What are the Benefits of a Medicine Ball Workout?

Medicine ball workouts aren’t a new trend; sand-filled animal skins were reportedly used as far back as ancient Greece for training. That kind of longevity doesn’t happen unless a workout has some special benefits.

In addition to sculpted, stronger arms, a medicine ball workout offers the following benefits:

Improved Core Strength

The weighted balls require core stability, so you get the added bonus of an ab workout every time you do arm exercises with a medicine ball.

Improved Strength and Agility

When you perform an exercise that uses strength and force, like throwing a medicine ball against a wall, you get increases in power. That’s why medicine balls are often used in plyometric workouts. Plyometric workouts have been shown in studies to be an effective training technique that can improve an athlete’s agility, strength, and explosiveness in as little as six weeks.

Added Variety

Variety is the spice of life, and, according to researchers at the University of Florida, it’s also the best way to stick to a workout routine. Varying workouts also increased participants’ workout enjoyment.

Add some variety to your arm workouts and pick up a medicine ball. It may look simple, but it’s an effective way to add some plyometric strength training that will tone and sculpt an enviable upper body. Sculpted arms, improved strength, and a core workout all in one? Sounds like a ball.

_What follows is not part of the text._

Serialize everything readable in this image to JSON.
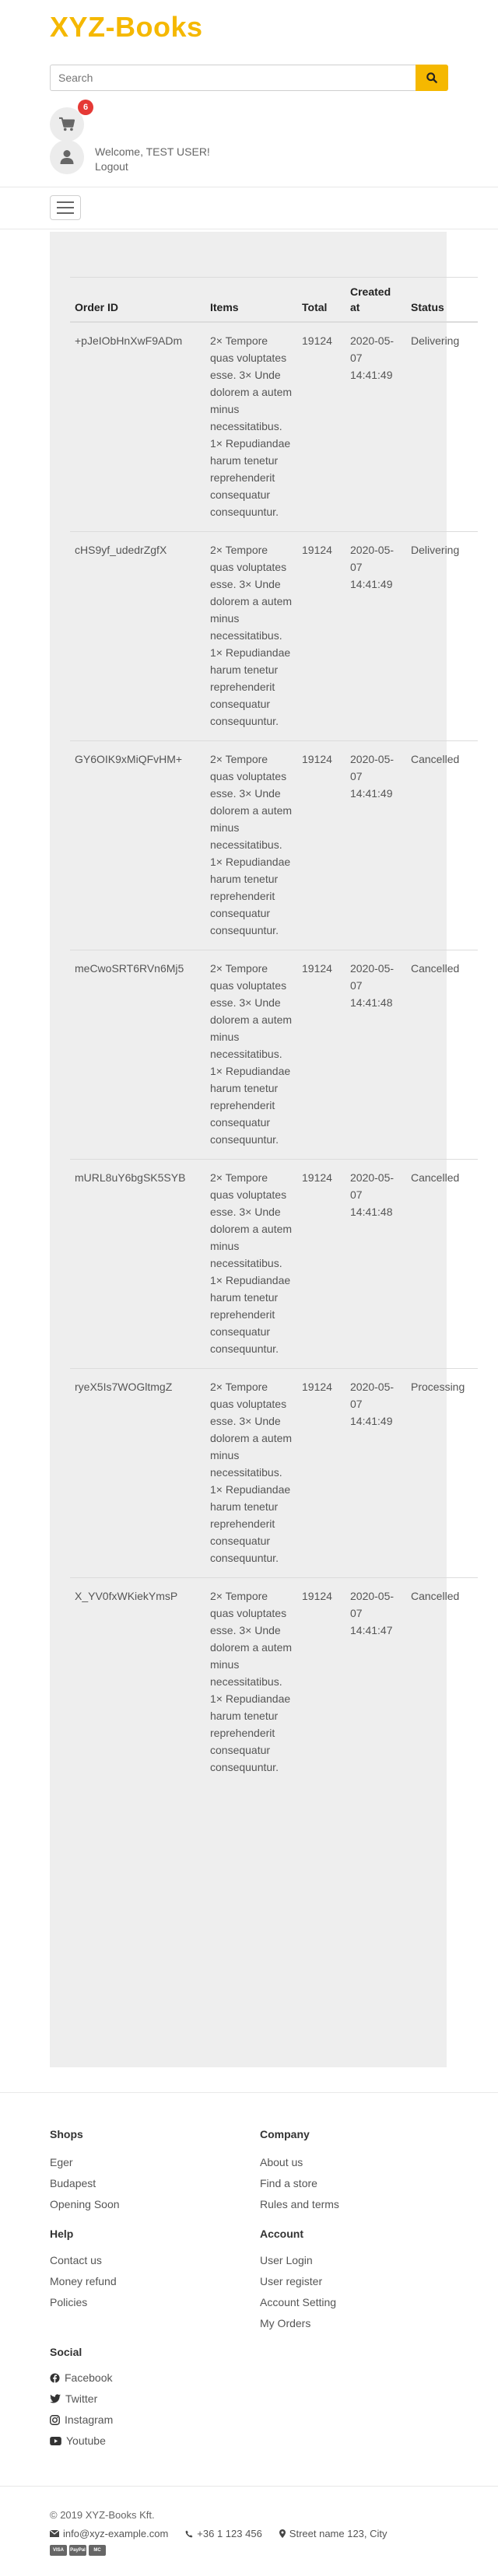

Melissa Zimmerman
Melissa Zimmerman is the founding editor at GloWell, a content marketing strategist and senior writer, and a natural-momma obsessed with nontoxic and natural alternatives to conventional products. You can find this natural momma in NorCal where she enjoys time with her son, dogs, and a good book.